*** Opening Data provided ***

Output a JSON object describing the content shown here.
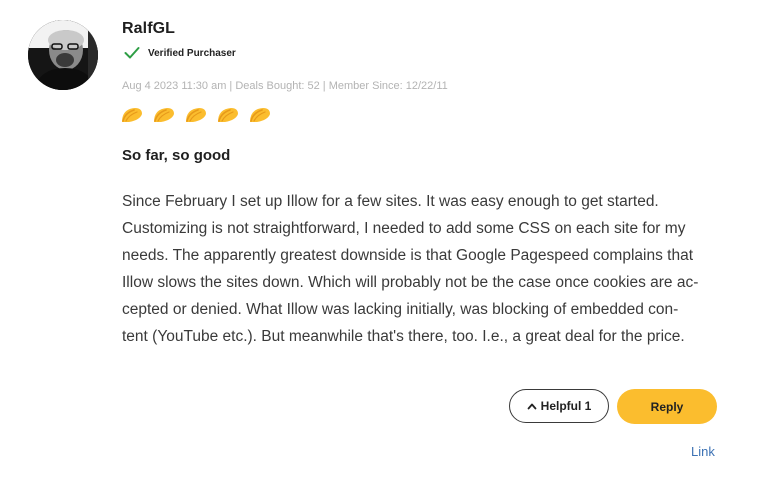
{
  "review": {
    "author": "RalfGL",
    "badge": "Verified Purchaser",
    "meta": "Aug 4 2023 11:30 am | Deals Bought: 52 | Member Since: 12/22/11",
    "rating": 5,
    "rating_icon": "taco-icon",
    "title": "So far, so good",
    "body_lines": [
      "Since February I set up Illow for a few sites. It was easy enough to get started.",
      "Customizing is not straightforward, I needed to add some CSS on each site for my",
      "needs. The apparently greatest downside is that Google Pagespeed complains that",
      "Illow slows the sites down. Which will probably not be the case once cookies are ac-",
      "cepted or denied. What Illow was lacking initially, was blocking of embedded con-",
      "tent (YouTube etc.). But meanwhile that's there, too. I.e., a great deal for the price."
    ]
  },
  "actions": {
    "helpful_label": "Helpful 1",
    "reply_label": "Reply",
    "link_label": "Link"
  },
  "colors": {
    "accent": "#fbbd2e",
    "check": "#2e9e45",
    "link": "#3d72b4",
    "meta": "#b3b3b3"
  }
}
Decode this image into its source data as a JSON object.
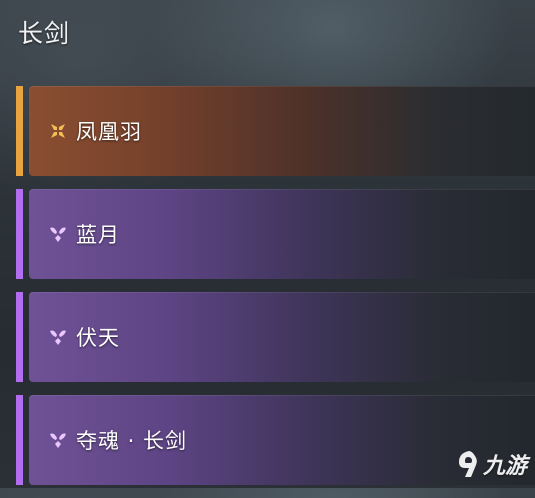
{
  "category": {
    "title": "长剑"
  },
  "weapons": [
    {
      "name": "凤凰羽",
      "rarity_color": "#e9a33f",
      "icon": "orange-quad-petal-icon"
    },
    {
      "name": "蓝月",
      "rarity_color": "#b36df0",
      "icon": "purple-tri-petal-icon"
    },
    {
      "name": "伏天",
      "rarity_color": "#b36df0",
      "icon": "purple-tri-petal-icon"
    },
    {
      "name": "夺魂 · 长剑",
      "rarity_color": "#b36df0",
      "icon": "purple-tri-petal-icon"
    }
  ],
  "watermark": {
    "text": "九游"
  }
}
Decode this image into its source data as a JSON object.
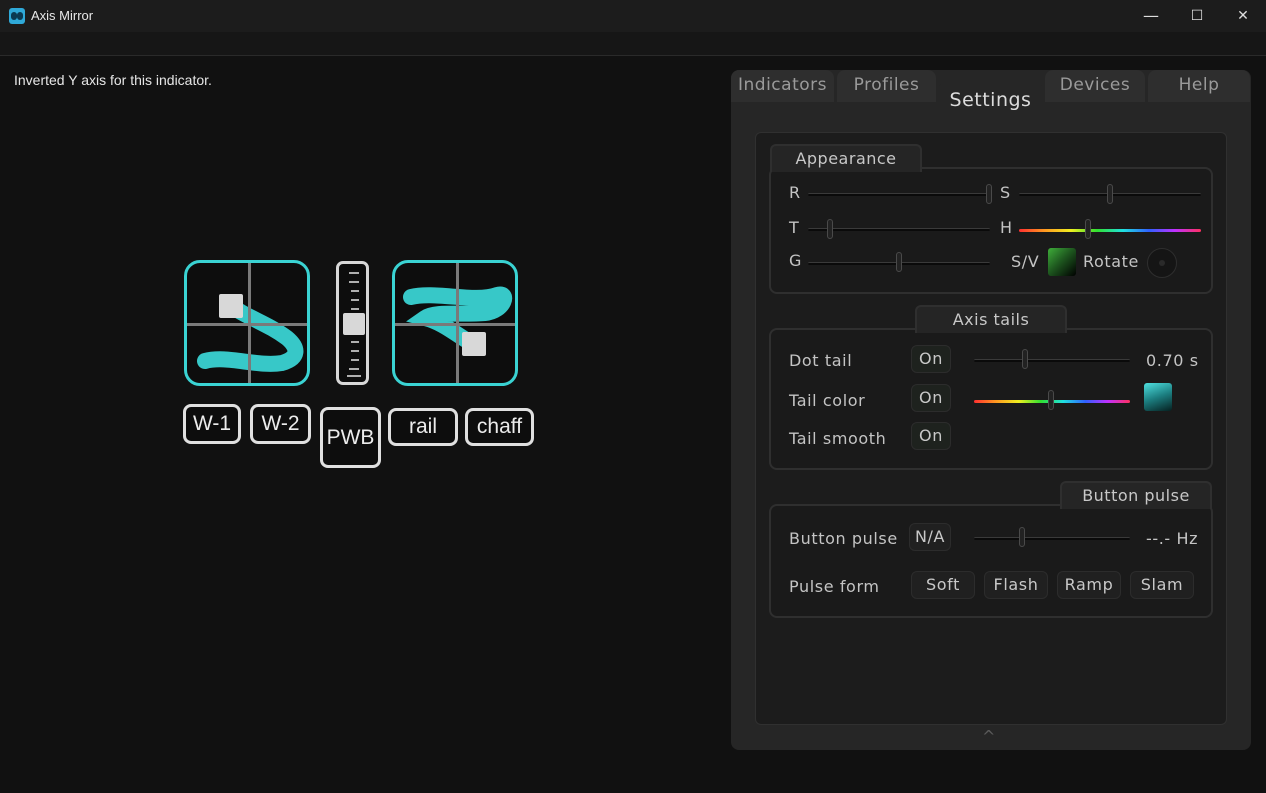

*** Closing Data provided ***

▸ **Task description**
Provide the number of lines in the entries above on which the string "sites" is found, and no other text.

▸ **Result**
2